## What you are asked to do
Write out the data exactly, keeping every line.

Component data from apps and pages:

=== Section Start ===

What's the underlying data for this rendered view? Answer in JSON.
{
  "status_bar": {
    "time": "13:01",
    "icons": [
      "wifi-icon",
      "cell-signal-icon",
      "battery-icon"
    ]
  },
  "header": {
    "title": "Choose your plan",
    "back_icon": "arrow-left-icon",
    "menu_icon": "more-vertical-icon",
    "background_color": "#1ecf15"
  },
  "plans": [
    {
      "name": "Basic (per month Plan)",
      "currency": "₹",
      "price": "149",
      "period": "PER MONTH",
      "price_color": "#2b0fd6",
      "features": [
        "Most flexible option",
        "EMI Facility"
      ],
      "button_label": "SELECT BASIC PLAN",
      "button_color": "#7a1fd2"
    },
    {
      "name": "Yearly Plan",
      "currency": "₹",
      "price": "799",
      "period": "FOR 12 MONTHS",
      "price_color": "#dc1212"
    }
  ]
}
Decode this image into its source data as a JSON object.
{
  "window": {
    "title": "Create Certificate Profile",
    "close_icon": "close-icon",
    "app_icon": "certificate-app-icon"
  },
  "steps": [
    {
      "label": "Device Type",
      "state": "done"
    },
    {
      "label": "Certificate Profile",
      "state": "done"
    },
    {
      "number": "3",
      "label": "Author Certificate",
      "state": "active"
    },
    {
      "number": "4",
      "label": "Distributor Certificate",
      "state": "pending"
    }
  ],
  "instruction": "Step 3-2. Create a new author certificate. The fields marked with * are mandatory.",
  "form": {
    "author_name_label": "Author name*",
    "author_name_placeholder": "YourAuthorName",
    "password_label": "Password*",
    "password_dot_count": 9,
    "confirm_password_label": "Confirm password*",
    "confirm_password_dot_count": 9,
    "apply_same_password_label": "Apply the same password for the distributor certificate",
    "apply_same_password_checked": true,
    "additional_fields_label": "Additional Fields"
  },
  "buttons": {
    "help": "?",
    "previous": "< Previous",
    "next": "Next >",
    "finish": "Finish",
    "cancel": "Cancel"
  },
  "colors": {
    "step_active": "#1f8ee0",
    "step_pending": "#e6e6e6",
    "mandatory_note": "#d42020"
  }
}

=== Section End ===

## Response below
What's the underlying data for this rendered view? Answer in JSON.
{
  "status_bar": {
    "time": "13:01",
    "icons": [
      "wifi-icon",
      "cell-signal-icon",
      "battery-icon"
    ]
  },
  "header": {
    "title": "Choose your plan",
    "back_icon": "arrow-left-icon",
    "menu_icon": "more-vertical-icon",
    "background_color": "#1ecf15"
  },
  "plans": [
    {
      "name": "Basic (per month Plan)",
      "currency": "₹",
      "price": "149",
      "period": "PER MONTH",
      "price_color": "#2b0fd6",
      "features": [
        "Most flexible option",
        "EMI Facility"
      ],
      "button_label": "SELECT BASIC PLAN",
      "button_color": "#7a1fd2"
    },
    {
      "name": "Yearly Plan",
      "currency": "₹",
      "price": "799",
      "period": "FOR 12 MONTHS",
      "price_color": "#dc1212"
    }
  ]
}
Decode this image into its source data as a JSON object.
{
  "window": {
    "title": "Create Certificate Profile",
    "close_icon": "close-icon",
    "app_icon": "certificate-app-icon"
  },
  "steps": [
    {
      "label": "Device Type",
      "state": "done"
    },
    {
      "label": "Certificate Profile",
      "state": "done"
    },
    {
      "number": "3",
      "label": "Author Certificate",
      "state": "active"
    },
    {
      "number": "4",
      "label": "Distributor Certificate",
      "state": "pending"
    }
  ],
  "instruction": "Step 3-2. Create a new author certificate. The fields marked with * are mandatory.",
  "form": {
    "author_name_label": "Author name*",
    "author_name_placeholder": "YourAuthorName",
    "password_label": "Password*",
    "password_dot_count": 9,
    "confirm_password_label": "Confirm password*",
    "confirm_password_dot_count": 9,
    "apply_same_password_label": "Apply the same password for the distributor certificate",
    "apply_same_password_checked": true,
    "additional_fields_label": "Additional Fields"
  },
  "buttons": {
    "help": "?",
    "previous": "< Previous",
    "next": "Next >",
    "finish": "Finish",
    "cancel": "Cancel"
  },
  "colors": {
    "step_active": "#1f8ee0",
    "step_pending": "#e6e6e6",
    "mandatory_note": "#d42020"
  }
}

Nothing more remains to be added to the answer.